→ WORK TO COMPLETE: The entries are to be duplicated exactly, with nothing left out.

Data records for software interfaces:
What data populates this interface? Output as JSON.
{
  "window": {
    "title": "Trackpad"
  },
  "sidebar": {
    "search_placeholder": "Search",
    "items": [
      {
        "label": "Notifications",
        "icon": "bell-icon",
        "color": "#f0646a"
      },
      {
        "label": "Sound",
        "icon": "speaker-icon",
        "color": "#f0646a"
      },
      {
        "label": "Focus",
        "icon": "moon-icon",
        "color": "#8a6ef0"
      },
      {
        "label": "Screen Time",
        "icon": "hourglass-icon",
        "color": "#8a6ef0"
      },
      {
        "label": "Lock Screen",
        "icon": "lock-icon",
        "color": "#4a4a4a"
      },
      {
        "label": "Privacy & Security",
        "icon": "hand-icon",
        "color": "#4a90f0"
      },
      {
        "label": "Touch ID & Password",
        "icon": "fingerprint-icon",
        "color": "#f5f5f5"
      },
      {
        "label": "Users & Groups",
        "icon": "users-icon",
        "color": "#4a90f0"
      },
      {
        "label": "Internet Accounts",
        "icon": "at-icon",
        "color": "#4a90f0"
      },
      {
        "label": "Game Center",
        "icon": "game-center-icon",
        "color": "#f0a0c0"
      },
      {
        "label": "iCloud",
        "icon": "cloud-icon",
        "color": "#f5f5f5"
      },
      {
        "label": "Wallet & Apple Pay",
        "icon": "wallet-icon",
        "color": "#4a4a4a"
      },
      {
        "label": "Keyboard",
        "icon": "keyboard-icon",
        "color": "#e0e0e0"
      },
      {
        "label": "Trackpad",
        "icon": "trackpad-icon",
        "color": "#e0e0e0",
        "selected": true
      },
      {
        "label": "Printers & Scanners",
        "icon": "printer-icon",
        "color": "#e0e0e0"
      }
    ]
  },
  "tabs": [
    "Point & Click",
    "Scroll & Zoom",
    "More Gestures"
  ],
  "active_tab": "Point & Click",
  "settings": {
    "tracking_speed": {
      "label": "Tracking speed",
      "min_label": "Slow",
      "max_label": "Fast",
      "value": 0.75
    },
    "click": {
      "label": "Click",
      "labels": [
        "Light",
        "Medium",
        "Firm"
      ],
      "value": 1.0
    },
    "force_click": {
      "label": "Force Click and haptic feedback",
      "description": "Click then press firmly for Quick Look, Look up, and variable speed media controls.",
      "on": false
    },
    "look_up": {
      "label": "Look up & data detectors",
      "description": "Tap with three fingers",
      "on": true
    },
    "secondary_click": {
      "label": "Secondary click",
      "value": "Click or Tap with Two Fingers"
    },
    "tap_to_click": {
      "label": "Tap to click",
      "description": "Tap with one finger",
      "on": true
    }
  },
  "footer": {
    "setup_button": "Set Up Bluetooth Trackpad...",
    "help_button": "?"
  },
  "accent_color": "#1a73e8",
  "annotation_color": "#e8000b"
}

→ EXPECTED ANSWER:
What data populates this interface? Output as JSON.
{
  "window": {
    "title": "Trackpad"
  },
  "sidebar": {
    "search_placeholder": "Search",
    "items": [
      {
        "label": "Notifications",
        "icon": "bell-icon",
        "color": "#f0646a"
      },
      {
        "label": "Sound",
        "icon": "speaker-icon",
        "color": "#f0646a"
      },
      {
        "label": "Focus",
        "icon": "moon-icon",
        "color": "#8a6ef0"
      },
      {
        "label": "Screen Time",
        "icon": "hourglass-icon",
        "color": "#8a6ef0"
      },
      {
        "label": "Lock Screen",
        "icon": "lock-icon",
        "color": "#4a4a4a"
      },
      {
        "label": "Privacy & Security",
        "icon": "hand-icon",
        "color": "#4a90f0"
      },
      {
        "label": "Touch ID & Password",
        "icon": "fingerprint-icon",
        "color": "#f5f5f5"
      },
      {
        "label": "Users & Groups",
        "icon": "users-icon",
        "color": "#4a90f0"
      },
      {
        "label": "Internet Accounts",
        "icon": "at-icon",
        "color": "#4a90f0"
      },
      {
        "label": "Game Center",
        "icon": "game-center-icon",
        "color": "#f0a0c0"
      },
      {
        "label": "iCloud",
        "icon": "cloud-icon",
        "color": "#f5f5f5"
      },
      {
        "label": "Wallet & Apple Pay",
        "icon": "wallet-icon",
        "color": "#4a4a4a"
      },
      {
        "label": "Keyboard",
        "icon": "keyboard-icon",
        "color": "#e0e0e0"
      },
      {
        "label": "Trackpad",
        "icon": "trackpad-icon",
        "color": "#e0e0e0",
        "selected": true
      },
      {
        "label": "Printers & Scanners",
        "icon": "printer-icon",
        "color": "#e0e0e0"
      }
    ]
  },
  "tabs": [
    "Point & Click",
    "Scroll & Zoom",
    "More Gestures"
  ],
  "active_tab": "Point & Click",
  "settings": {
    "tracking_speed": {
      "label": "Tracking speed",
      "min_label": "Slow",
      "max_label": "Fast",
      "value": 0.75
    },
    "click": {
      "label": "Click",
      "labels": [
        "Light",
        "Medium",
        "Firm"
      ],
      "value": 1.0
    },
    "force_click": {
      "label": "Force Click and haptic feedback",
      "description": "Click then press firmly for Quick Look, Look up, and variable speed media controls.",
      "on": false
    },
    "look_up": {
      "label": "Look up & data detectors",
      "description": "Tap with three fingers",
      "on": true
    },
    "secondary_click": {
      "label": "Secondary click",
      "value": "Click or Tap with Two Fingers"
    },
    "tap_to_click": {
      "label": "Tap to click",
      "description": "Tap with one finger",
      "on": true
    }
  },
  "footer": {
    "setup_button": "Set Up Bluetooth Trackpad...",
    "help_button": "?"
  },
  "accent_color": "#1a73e8",
  "annotation_color": "#e8000b"
}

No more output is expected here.